US: Woman Charged with Defrauding FEMA of $156M
The U.S. Department of Justice (DOJ) indicted Monday a woman for allegedly defrauding the Federal Emergency Management Agency (FEMA) of US$156 million by falsely claiming to have provided 30 million meals to Puerto Rico in the aftermath of Hurricane Maria in 2017.
Tiffany Brown, 43, of Atlanta, Georgia, allegedly accepted a contract to deliver humanitarian aid to Hurricane Maria’s victims in the form 30 million self-heating meals. However, she allegedly billed the disaster relief agency with falsified documentation after failing to fulfill her end of the agreement.
In September 2017, Hurricane Maria, then classified as a Category 4 hurricane, made landfall and struck the island of Puerto Rico.
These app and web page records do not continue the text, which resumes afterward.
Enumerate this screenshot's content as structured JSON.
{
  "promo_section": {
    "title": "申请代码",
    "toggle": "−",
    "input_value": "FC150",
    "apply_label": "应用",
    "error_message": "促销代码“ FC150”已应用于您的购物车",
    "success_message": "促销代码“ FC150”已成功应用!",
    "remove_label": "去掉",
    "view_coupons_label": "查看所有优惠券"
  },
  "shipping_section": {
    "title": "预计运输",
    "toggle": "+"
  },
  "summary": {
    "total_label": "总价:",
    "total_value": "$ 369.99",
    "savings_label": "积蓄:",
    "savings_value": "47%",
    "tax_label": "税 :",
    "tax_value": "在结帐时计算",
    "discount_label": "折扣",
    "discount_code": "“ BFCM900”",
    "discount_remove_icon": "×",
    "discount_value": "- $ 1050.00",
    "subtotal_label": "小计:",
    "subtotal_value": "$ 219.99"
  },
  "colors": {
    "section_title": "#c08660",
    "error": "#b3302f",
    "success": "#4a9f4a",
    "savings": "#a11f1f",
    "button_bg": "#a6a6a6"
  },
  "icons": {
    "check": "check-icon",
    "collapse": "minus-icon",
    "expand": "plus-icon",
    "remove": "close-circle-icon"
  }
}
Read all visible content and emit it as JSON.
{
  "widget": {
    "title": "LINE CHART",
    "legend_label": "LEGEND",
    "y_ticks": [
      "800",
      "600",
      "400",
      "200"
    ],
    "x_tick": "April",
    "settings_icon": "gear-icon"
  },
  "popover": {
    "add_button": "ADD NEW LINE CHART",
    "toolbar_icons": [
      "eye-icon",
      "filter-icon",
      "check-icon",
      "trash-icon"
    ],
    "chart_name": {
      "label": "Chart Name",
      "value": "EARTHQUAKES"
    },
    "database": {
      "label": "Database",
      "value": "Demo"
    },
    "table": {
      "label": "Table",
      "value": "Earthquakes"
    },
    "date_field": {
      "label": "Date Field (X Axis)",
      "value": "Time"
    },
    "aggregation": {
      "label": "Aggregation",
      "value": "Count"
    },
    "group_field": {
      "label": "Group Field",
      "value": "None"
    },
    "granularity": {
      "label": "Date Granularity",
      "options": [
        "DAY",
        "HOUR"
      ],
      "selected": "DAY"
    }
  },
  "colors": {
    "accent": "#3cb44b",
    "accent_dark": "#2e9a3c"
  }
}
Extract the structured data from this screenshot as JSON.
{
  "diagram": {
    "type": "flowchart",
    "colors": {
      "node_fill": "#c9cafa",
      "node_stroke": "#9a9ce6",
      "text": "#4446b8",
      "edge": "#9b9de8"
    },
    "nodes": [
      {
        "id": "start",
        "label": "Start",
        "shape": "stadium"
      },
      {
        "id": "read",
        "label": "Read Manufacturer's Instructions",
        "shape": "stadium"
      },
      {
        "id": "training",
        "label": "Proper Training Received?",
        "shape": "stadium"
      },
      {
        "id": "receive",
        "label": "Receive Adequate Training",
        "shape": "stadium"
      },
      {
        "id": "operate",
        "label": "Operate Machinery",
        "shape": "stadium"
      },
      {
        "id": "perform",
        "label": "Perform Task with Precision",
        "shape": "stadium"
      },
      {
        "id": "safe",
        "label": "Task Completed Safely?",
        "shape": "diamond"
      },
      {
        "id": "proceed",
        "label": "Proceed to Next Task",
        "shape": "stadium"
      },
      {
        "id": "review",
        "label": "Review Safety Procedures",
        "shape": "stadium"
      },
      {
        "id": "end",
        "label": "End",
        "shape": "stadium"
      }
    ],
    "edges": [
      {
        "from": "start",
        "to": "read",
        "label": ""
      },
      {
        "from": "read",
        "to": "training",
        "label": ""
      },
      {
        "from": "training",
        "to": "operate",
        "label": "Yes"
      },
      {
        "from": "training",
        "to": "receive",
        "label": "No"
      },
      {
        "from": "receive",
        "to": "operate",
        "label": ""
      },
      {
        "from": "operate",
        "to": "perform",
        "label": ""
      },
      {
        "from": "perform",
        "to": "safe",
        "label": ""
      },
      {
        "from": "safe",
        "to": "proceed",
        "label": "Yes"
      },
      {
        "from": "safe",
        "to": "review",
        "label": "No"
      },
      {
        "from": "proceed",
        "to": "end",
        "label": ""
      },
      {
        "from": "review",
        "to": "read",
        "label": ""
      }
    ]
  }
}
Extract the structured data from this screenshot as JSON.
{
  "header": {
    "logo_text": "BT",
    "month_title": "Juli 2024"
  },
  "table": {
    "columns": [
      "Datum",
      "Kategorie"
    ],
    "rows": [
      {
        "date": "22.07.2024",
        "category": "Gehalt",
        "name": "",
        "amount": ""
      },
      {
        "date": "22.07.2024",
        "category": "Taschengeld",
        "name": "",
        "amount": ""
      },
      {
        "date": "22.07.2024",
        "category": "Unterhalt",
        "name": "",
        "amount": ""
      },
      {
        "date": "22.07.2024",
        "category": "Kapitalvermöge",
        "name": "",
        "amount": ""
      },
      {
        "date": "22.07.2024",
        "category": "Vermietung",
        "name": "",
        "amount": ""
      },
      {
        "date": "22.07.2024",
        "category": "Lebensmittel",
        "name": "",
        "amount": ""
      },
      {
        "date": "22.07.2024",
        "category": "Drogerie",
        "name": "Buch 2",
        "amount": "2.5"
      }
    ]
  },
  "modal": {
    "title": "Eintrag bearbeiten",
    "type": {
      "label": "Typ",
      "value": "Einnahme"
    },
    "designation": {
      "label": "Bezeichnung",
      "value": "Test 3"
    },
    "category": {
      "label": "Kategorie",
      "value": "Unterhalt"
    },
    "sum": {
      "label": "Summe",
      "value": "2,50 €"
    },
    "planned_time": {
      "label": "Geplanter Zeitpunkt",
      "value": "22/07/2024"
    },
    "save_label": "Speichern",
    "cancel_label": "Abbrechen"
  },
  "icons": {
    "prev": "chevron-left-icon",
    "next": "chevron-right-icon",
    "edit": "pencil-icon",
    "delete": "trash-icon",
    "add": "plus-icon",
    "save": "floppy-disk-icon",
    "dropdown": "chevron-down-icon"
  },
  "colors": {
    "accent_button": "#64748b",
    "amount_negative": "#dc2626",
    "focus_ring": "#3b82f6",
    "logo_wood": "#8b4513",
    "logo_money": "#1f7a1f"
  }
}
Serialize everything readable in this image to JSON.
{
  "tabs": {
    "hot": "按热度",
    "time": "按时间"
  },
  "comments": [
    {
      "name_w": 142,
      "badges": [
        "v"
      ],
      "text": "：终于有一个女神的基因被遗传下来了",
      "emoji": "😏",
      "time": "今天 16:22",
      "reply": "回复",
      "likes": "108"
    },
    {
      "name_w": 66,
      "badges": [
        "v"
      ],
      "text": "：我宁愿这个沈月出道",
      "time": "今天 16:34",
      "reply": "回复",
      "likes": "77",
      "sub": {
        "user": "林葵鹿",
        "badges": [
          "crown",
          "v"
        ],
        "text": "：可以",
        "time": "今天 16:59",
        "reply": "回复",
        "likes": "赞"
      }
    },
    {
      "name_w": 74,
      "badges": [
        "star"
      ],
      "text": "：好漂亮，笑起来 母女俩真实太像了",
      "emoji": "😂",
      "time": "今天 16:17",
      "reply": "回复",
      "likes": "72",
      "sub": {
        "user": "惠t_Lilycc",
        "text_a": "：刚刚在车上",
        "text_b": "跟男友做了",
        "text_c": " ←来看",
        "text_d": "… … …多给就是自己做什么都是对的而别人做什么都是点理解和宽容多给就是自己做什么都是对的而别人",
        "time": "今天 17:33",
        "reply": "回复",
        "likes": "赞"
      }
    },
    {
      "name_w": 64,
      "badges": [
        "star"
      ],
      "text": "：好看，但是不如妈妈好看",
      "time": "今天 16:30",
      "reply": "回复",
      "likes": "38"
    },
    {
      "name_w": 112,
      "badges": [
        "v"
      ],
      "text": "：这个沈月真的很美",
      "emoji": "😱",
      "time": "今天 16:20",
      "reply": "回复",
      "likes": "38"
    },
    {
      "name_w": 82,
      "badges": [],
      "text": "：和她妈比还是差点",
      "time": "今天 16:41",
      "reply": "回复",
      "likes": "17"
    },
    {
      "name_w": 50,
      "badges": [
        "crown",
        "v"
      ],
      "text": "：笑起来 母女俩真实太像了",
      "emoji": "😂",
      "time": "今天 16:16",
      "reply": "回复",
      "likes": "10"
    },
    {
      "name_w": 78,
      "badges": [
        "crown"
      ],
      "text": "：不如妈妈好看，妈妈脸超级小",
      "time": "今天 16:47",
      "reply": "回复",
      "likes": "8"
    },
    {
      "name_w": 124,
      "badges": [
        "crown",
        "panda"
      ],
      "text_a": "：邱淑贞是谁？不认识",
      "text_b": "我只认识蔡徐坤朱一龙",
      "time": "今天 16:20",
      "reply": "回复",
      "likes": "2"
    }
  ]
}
A Category 4 storm carries winds as strong as 156 mph and can cause catastrophic damage to even the sturdiest of homes and critical infrastructure sites. By the time the dust had settled, the hurricane over Puerto Rico had progressed to a Category 5—the most dangerous classification—which all but guaranteed the storm would leave nothing but total destruction in its wake.
It became known as the worst natural disaster in the island’s history, leaving thousands dead and inflicting more than $90 billion in damages to the affected areas.
Shortly after the storm hit, FEMA solicited vendors to provide 40 million self-heating meals to the island’s inhabitants so that they could eat without needing electricity or water to prepare them.
Brown and her company, Tribute Contracting LLC, proposed to FEMA that they could put together the necessary resources to deliver a quarter of the emergency response meals. This would be accomplished, she said, by utilizing enough staff to man 210 trucks that could meet the people’s needs day and night as the storm raged on, according to the DOJ.
Although she lacked the logistics needed to accomplish this, she soon after doubled down and allegedly made false claims that her core suppliers could now guarantee the delivery of a million self-heating meals a day for 30 days starting Oct. 7, 2017.
In reality, however, Brown had neither obtained the meals nor coordinated with any shipping companies to deliver them. Nonetheless, on Oct. 3, FEMA awarded Brown and her company the contract, worth $155,982,000.
“Fraudsters looking to profit off of individuals who are already suffering from the impact of a natural disaster is an appalling and inexcusable crime,” said Keri Farley, Special Agent in Charge of FBI Atlanta.
Despite the fact that the self-heating meals were not delivered to Puerto Rico, whose people were in desperate need of humanitarian aid, Brown submitted invoices to the disaster relief agency to request payment for the services she had failed to render.
These bills of lading—documents issued to acknowledge receipt of cargo for shipment—concerned the delivery of 50,000 meals that were not self-heating and therefore useless to the island’s inhabitants who lacked water and electricity.
Brown ultimately failed to deliver a single self-heating meal, as set out in the FEMA contract, according to the DOJ.
Even after the contract was terminated on Oct. 19, she continued to submit invoices requesting payment for services that were never rendered. She now stands accused of multiple counts of major disaster fraud, theft of government funds, and money laundering.
“It is unconscionable that Brown would exploit the disaster that Hurricane Maria wrought on Puerto Rico,” said U.S. Attorney Ryan K. Buchanan, who also noted that blame for the debacle lay equally with the federal government for not living up to its responsibilities during such an unprecedented disaster.
Both FEMA and the DOJ declined to comment when asked what verification measures the government had taken to ensure that Brown and her company in fact possessed the logistics necessary to fulfill such a vital contract before rewarding it to them.